  • says that the property must be closed.

 If you are not sure whether the order does any of these things, call the Public Safety Section, Policing & Victim Services Division, Nova Scotia Department of Justice, at (902) 424-2504.

You must apply to court within 14 days of the date you were served with the order.

A property owner or anyone who lives at the property, including a tenant, may apply to Court to change part of an order that says the property must be closed. You must apply to court before the date given for closing the property.

Applying to Court does not ‘stay’ the Community Safety Order. This means that even if you apply to Court to try to get the order changed, you still have to follow the order until the Court says differently.

If you are a tenant the Court might change the community safety order by, for example:

  • giving you and anyone living with you more time to leave the property
  • allowing you to move back in if you already moved out, or
  • putting your lease or tenancy agreement back in place.

Q - Can I appeal a Community Safety Order or other court order under SCAN?

You should get legal advice right away if you want to appeal a decision under SCAN. If you want to appeal you must apply to the Nova Scotia Court of Appeal within 14 days of the order you are appealing from. An appeal can only deal with “questions of law”, which are basically legal issues the judge made a decision about, not decisions on the facts. You must first get the court’s leave (permission) to appeal.

Q - Can the Director apply to Court more than once to close down the same property?

Yes.

Q - What are the penalties if I don’t follow a Community Safety Order?

The penalty is different depending on your offence.  See the list below for offences under SCAN and the possible penalties:

  • If you are found guilty of removing or defacing an order notice posted on a building under SCAN you may have to pay a fine of up to $2,500.00, be sent to jail for up to 3 months or both.
  • If you are found guilty of entering a property that is closed under a Community Safety Order you may have to pay a fine of up to $5,000.00, be sent to jail for up to 6 months or both.
  • If you are found found guilty of not following a Community Safety Order you may have to pay a fine of up to $500 for each day that you do not follow the order.

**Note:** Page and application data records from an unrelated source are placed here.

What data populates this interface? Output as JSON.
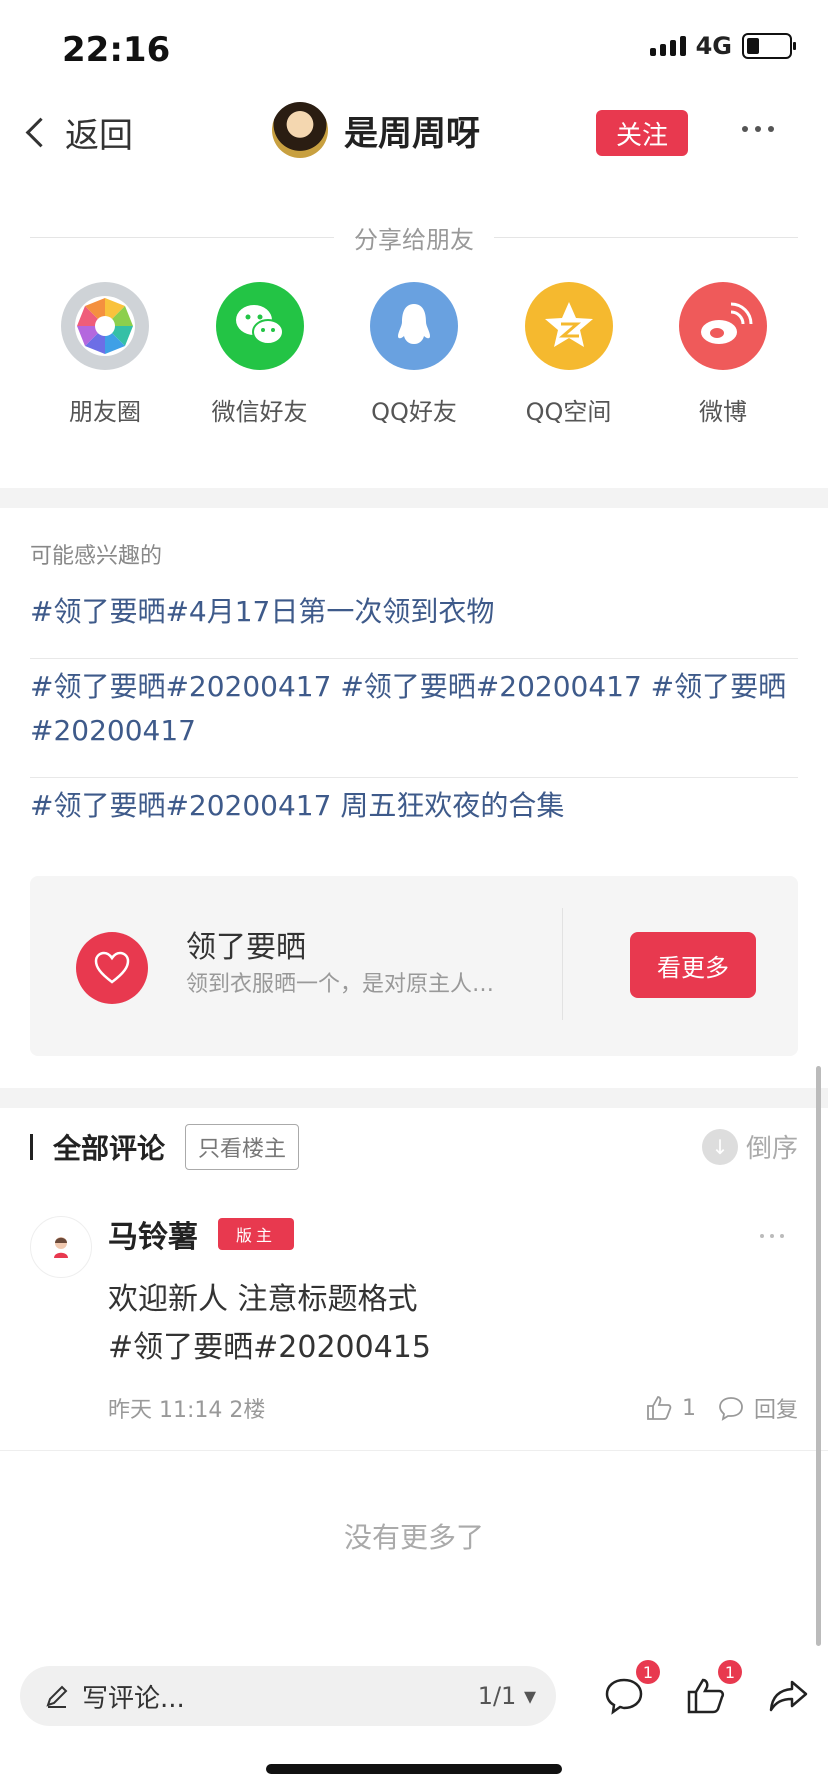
{
  "status": {
    "time": "22:16",
    "network": "4G"
  },
  "header": {
    "back_label": "返回",
    "author": "是周周呀",
    "follow_label": "关注"
  },
  "share": {
    "title": "分享给朋友",
    "items": [
      {
        "label": "朋友圈",
        "icon": "moments-icon",
        "color": "#cfd3d7"
      },
      {
        "label": "微信好友",
        "icon": "wechat-icon",
        "color": "#23c445"
      },
      {
        "label": "QQ好友",
        "icon": "qq-icon",
        "color": "#69a1e0"
      },
      {
        "label": "QQ空间",
        "icon": "qzone-icon",
        "color": "#f5b92f"
      },
      {
        "label": "微博",
        "icon": "weibo-icon",
        "color": "#ef5a5a"
      }
    ]
  },
  "interest": {
    "title": "可能感兴趣的",
    "topics": [
      "#领了要晒#4月17日第一次领到衣物",
      "#领了要晒#20200417 #领了要晒#20200417 #领了要晒#20200417",
      "#领了要晒#20200417 周五狂欢夜的合集"
    ]
  },
  "circle_card": {
    "title": "领了要晒",
    "desc": "领到衣服晒一个，是对原主人…",
    "button": "看更多"
  },
  "comments": {
    "title": "全部评论",
    "only_owner": "只看楼主",
    "sort_label": "倒序",
    "items": [
      {
        "name": "马铃薯",
        "badge": "版主",
        "line1": "欢迎新人 注意标题格式",
        "line2": "#领了要晒#20200415",
        "time": "昨天 11:14",
        "floor": "2楼",
        "likes": "1",
        "reply": "回复"
      }
    ],
    "end_text": "没有更多了"
  },
  "bottom_bar": {
    "placeholder": "写评论...",
    "page": "1/1",
    "comment_badge": "1",
    "like_badge": "1"
  },
  "colors": {
    "accent": "#e8394f",
    "link": "#3e5a8a"
  }
}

Q - What about my rights under the Residential Tenancies Act?

If there is any conflict between the Residential Tenancies Act and the Safer Communities and Neighbourhoods Act, the Safer Communities and Neighbourhoods Acttakes priority.

Q - Where can I get more information?

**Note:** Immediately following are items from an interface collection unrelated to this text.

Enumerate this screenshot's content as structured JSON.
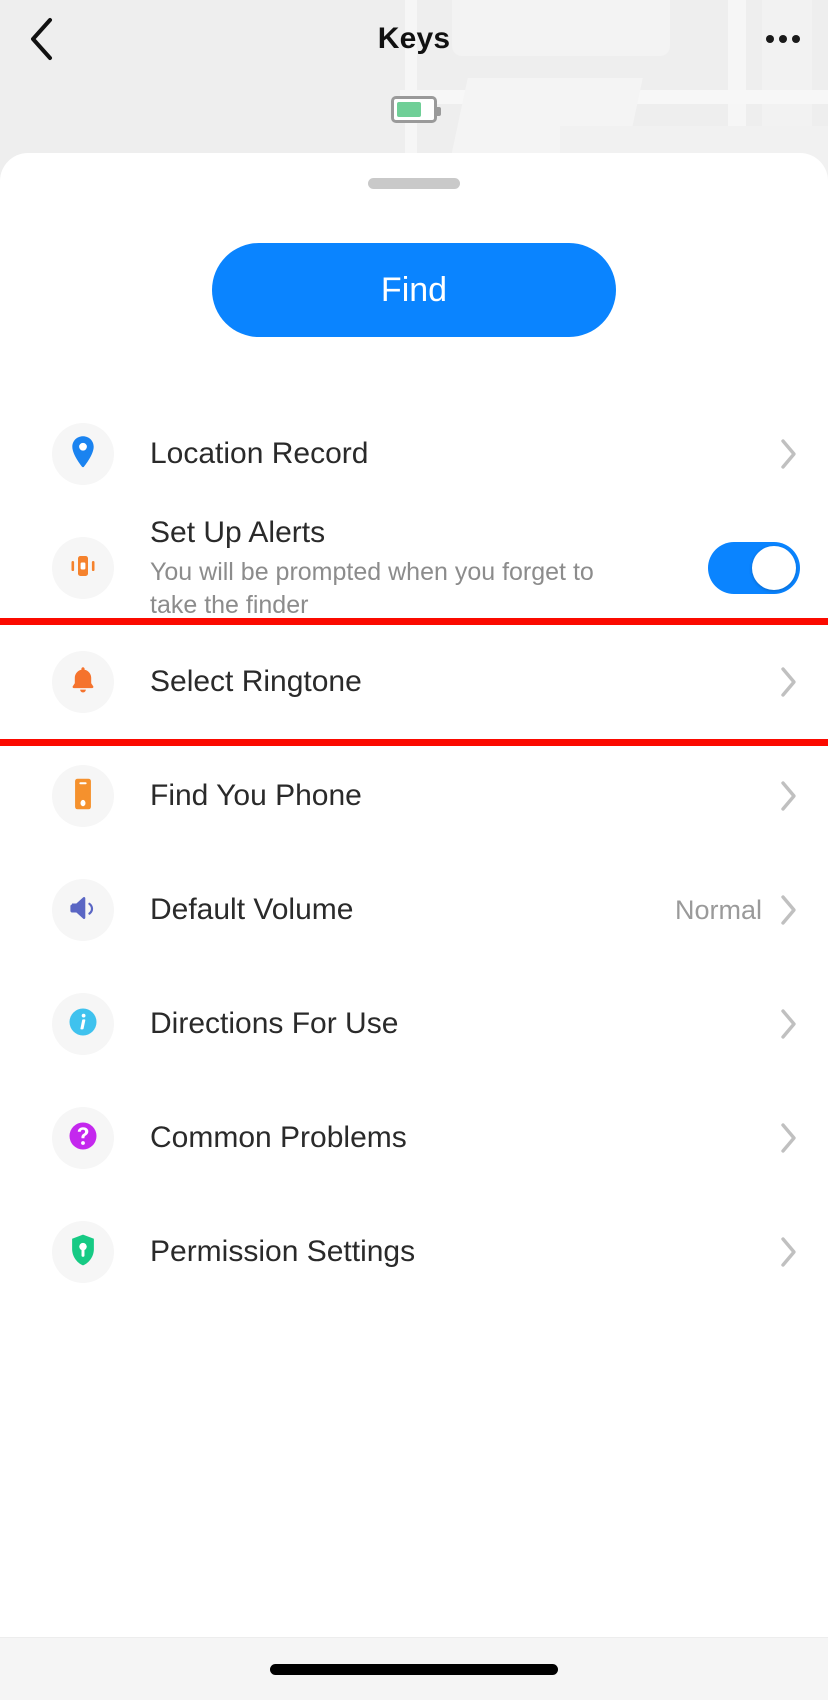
{
  "header": {
    "back_icon": "chevron-left-icon",
    "title": "Keys",
    "more_icon": "more-horizontal-icon"
  },
  "battery": {
    "icon": "battery-icon",
    "level_percent": 72,
    "fill_color": "#6fcf97",
    "outline_color": "#9a9a9a"
  },
  "sheet": {
    "grabber": "drag-handle",
    "find_button": {
      "label": "Find",
      "color": "#0a84ff",
      "text_color": "#ffffff"
    }
  },
  "list": {
    "items": [
      {
        "id": "location-record",
        "title": "Location Record",
        "subtitle": "",
        "icon": "map-pin-icon",
        "icon_color": "#1a83f0",
        "accessory": "chevron",
        "value": "",
        "highlighted": false
      },
      {
        "id": "set-up-alerts",
        "title": "Set Up Alerts",
        "subtitle": "You will be prompted when you forget to take the finder",
        "icon": "vibrate-phone-icon",
        "icon_color": "#f5822d",
        "accessory": "toggle",
        "toggle_on": true,
        "value": "",
        "highlighted": false
      },
      {
        "id": "select-ringtone",
        "title": "Select Ringtone",
        "subtitle": "",
        "icon": "bell-icon",
        "icon_color": "#f5732d",
        "accessory": "chevron",
        "value": "",
        "highlighted": true
      },
      {
        "id": "find-you-phone",
        "title": "Find You Phone",
        "subtitle": "",
        "icon": "mobile-device-icon",
        "icon_color": "#f5912d",
        "accessory": "chevron",
        "value": "",
        "highlighted": false
      },
      {
        "id": "default-volume",
        "title": "Default Volume",
        "subtitle": "",
        "icon": "speaker-volume-icon",
        "icon_color": "#5a66c4",
        "accessory": "chevron",
        "value": "Normal",
        "highlighted": false
      },
      {
        "id": "directions-for-use",
        "title": "Directions For Use",
        "subtitle": "",
        "icon": "info-circle-icon",
        "icon_color": "#3fc2ee",
        "accessory": "chevron",
        "value": "",
        "highlighted": false
      },
      {
        "id": "common-problems",
        "title": "Common Problems",
        "subtitle": "",
        "icon": "question-circle-icon",
        "icon_color": "#c428ee",
        "accessory": "chevron",
        "value": "",
        "highlighted": false
      },
      {
        "id": "permission-settings",
        "title": "Permission Settings",
        "subtitle": "",
        "icon": "shield-key-icon",
        "icon_color": "#16ca84",
        "accessory": "chevron",
        "value": "",
        "highlighted": false
      }
    ]
  },
  "highlight": {
    "color": "#fb0a00",
    "target": "select-ringtone"
  },
  "footer": {
    "home_indicator": "home-indicator"
  }
}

For legal advice:

  • Nova Scotia Legal Aid – nslegalaid.ca, or listed under ‘Legal Aid’ in the government blue pages of the telephone book
  • Dalhousie Legal Aid Service– (902) 423-8105
  • A lawyer in private practice (a lawyer you would pay) - contact LISNS’ Lawyer Referral Service, or a lawyer listed in the Yellow Pages of the telephone book